You have a dog, a
cat, a goldfish and a gerbil in your home. Your kids love ’em, as do
you. But one day, while you’re busy elsewhere, your gardener is filmed
kicking your dog. The footage is used in his prosecution. He’s found
guilty and fined. You fire him and hire another gardener, someone who
likes your dog, the cat, the goldfish, the gerbil and even the kids.
Life goes back to normal? No such luck.
The filmmaker, who trespassed
on your property to get the footage, was under contract to an animal
rights group. While a complaint was filed against the gardener, the
animal rights group did so days after the event, didn’t provide the full
uncut footage with audio, the date of the crime, or even a sworn
deposition from the filmmaker. Even though the prosecutor prevailed in
court, he found it difficult working without a police report, without
complete and timely evidence. Even worse, the gardener swears the
filmmaker encouraged him to kick the dog.
Meanwhile, the animal rights
group releases an edited, sensationalized film featuring the images of
your gardener — and other gardeners — kicking dogs, spliced in with
images of your home and your family, faces blurred, chasing the dog
around the yard. This propaganda is posted on YouTube and the animal
rights group’s website. As a result, traffic to their website soars, as
do donations. The images are incorporated into a legislative campaign to
severely restrict pet ownership in homes with kids or gardeners and,
for homes with more than 2 pets on the premises, the proposed law would
require 24/7 surveillance cameras, mandatory education and licensing.
Ignoring the existence of local and state cruelty statutes and the
successful prosecution of the criminal act, the group says suburban
animals are not protected and demands federal legislation.
Unreasonable, you think? Maybe not. Animal abuse is a serious issue.
But you wonder how images of
your home and family can be used without your permission and question
the proposed law.
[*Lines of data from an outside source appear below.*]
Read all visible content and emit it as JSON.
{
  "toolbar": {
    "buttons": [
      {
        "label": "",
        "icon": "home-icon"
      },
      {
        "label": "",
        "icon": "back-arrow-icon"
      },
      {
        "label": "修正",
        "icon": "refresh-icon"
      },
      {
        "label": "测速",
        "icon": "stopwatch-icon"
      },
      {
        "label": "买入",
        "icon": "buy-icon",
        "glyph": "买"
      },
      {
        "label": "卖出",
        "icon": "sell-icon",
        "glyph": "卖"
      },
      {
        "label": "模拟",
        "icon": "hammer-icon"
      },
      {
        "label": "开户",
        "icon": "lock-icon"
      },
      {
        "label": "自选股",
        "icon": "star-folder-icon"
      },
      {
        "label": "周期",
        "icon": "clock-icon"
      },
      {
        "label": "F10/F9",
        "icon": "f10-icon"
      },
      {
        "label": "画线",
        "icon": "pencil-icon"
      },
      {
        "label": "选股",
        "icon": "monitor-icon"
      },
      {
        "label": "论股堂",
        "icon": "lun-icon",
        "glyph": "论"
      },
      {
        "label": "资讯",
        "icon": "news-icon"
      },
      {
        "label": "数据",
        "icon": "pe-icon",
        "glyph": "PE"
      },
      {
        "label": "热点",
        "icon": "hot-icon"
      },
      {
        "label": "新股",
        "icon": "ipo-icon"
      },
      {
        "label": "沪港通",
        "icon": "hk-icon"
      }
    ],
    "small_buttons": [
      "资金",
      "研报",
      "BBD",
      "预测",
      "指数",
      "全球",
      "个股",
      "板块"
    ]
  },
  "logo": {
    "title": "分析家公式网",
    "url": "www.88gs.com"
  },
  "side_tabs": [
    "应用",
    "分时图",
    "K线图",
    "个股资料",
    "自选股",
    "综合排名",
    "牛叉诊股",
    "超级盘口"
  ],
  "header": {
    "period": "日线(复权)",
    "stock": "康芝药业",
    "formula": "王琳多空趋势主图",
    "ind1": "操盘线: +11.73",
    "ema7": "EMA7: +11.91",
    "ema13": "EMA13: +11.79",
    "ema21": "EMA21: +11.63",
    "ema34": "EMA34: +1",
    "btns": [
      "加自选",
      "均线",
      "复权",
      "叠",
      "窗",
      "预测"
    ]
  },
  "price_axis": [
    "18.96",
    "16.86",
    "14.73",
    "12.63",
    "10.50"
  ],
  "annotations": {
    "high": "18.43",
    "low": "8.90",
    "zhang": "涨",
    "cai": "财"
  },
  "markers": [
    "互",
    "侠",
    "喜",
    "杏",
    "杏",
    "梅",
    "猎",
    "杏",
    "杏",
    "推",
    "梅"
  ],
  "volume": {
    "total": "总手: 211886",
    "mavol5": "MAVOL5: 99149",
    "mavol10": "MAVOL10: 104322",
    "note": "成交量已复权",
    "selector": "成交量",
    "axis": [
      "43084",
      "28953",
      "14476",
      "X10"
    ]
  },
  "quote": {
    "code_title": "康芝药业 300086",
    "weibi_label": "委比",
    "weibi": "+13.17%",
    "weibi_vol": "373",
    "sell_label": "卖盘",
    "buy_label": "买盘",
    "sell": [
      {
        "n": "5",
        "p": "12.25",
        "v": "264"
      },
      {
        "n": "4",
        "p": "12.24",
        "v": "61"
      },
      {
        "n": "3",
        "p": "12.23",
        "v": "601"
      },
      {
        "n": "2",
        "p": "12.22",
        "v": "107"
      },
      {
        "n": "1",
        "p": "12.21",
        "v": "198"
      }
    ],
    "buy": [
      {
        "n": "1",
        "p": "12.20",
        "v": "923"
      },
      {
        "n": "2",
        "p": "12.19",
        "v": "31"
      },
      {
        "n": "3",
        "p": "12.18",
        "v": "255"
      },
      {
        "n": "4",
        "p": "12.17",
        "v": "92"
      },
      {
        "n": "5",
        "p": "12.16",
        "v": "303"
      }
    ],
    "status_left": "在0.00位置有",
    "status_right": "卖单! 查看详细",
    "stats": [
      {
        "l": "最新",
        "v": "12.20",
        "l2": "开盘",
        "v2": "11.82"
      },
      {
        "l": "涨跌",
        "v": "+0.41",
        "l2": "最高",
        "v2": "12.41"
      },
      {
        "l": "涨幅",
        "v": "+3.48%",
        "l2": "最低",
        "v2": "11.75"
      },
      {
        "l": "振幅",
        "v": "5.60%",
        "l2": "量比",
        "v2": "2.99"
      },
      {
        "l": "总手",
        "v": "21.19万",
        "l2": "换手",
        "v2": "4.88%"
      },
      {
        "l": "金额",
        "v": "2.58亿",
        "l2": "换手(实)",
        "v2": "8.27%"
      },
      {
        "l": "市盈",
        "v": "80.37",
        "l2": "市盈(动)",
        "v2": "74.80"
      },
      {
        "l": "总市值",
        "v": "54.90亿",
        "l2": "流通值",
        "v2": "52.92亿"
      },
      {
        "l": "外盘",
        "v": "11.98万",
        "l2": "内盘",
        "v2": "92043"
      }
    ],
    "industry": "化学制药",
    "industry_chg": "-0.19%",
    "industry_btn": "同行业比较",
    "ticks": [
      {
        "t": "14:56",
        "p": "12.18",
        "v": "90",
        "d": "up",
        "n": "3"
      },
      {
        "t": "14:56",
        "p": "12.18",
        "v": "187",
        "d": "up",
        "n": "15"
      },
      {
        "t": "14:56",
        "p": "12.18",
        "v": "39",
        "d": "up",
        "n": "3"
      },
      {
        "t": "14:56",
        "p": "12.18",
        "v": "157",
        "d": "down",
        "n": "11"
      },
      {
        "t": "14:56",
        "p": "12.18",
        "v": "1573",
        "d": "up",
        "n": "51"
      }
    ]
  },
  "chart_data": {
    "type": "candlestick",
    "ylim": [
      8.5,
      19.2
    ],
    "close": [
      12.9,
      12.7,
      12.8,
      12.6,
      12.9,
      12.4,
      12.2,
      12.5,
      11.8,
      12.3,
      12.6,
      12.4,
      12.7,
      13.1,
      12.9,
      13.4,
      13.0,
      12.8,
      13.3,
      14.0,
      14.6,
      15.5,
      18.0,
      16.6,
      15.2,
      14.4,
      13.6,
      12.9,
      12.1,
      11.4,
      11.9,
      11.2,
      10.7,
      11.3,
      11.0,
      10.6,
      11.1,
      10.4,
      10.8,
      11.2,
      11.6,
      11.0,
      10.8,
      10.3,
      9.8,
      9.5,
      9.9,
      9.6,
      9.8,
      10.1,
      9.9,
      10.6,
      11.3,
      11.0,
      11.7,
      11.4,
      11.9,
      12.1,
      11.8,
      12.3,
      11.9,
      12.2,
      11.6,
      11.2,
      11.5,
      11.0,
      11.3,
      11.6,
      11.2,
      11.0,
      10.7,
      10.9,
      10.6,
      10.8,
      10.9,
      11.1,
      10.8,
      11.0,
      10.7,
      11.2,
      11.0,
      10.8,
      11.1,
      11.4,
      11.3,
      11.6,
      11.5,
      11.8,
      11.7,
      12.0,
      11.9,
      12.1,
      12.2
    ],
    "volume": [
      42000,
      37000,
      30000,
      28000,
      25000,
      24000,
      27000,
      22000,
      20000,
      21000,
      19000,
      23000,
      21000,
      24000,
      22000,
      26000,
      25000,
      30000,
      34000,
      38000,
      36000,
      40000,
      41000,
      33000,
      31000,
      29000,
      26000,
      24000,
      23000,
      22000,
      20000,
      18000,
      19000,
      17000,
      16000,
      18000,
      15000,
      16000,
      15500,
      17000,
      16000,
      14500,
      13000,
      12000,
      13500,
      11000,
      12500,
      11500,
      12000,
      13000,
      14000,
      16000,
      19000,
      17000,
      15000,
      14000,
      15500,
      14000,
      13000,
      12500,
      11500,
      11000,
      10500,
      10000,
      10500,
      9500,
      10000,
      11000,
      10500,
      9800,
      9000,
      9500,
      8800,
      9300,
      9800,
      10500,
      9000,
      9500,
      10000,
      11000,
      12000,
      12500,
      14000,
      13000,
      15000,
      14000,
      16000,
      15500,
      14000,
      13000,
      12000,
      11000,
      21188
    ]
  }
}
The media questions if you support gardeners kicking
dogs. Are you, they ask, in support of animal abuse?
You spend $25,000 on lawyers
and the same on a P.R. consultant in an effort to restore your good
name. Your children are taunted at school. You spend another $25,000 on
The animal rights group raises $5 million.
Is all this a reasonable use of the footage taken on your property?
You agree that the images of
the gardener’s actions were key to securing an animal abuse conviction,
resulting in the gardener being fined and receiving the counseling he
needed. But should the broader images, the images of your home and
family, be used forever in the public domain as fundraising tools —
especially by a group with an agenda with which you disagree?
Is the use of images of your home, your family and pets an invasion of your privacy? Is this “forced speech,” since your images are used to advance a viewpoint you oppose?
And then there are all the
millions of donations generated from the publicity. Shouldn’t the
animal rights group be required to secure a waiver for public use of the
images and even pay your family royalties, especially when using images
beyond those of the criminal act? Shouldn’t some of the money actually
go to animal abusers who need counseling or to save dogs that were
Beyond this, will the
reputations of gardeners and suburbanites be forever tainted? Will they,
as a group, be suspected of being animal abusers? Should images of
illegal animal abuse carry a disclaimer stating, “THIS IMAGE DEPICTS A
CRIMINAL ACT, NOT STANDARD AMONG ANIMAL OWNERS”?
All these are reasonable questions, a reasonable discussion for reasonable people.
Now, let’s move this scenario
to a farming family living 30 minutes from your home. Make the animal a
piglet or calf. Change the gardener to a person hired to clean the barn
and water the animals. The rest of the scenario pretty much stays the
Images taken on farms are
used to raise tens of millions of dollars, to advance an agenda with
which farmers disagree and are used to vilify farmers, those who choose
to spend every day, 365 days a year, caring for their animals.
Are you, the media asks the farmers, in support of animal abuse?
What do you think? If you
live in Iowa, Florida, Minnesota, Nebraska and New York, this issue is
being heavily debated — on the farm, at the coffee shop, and in the
What if this happened to you? If you own an animal, it could.
Contact your Congressman today and tell them what you think.
NOTE: Key link on this issue.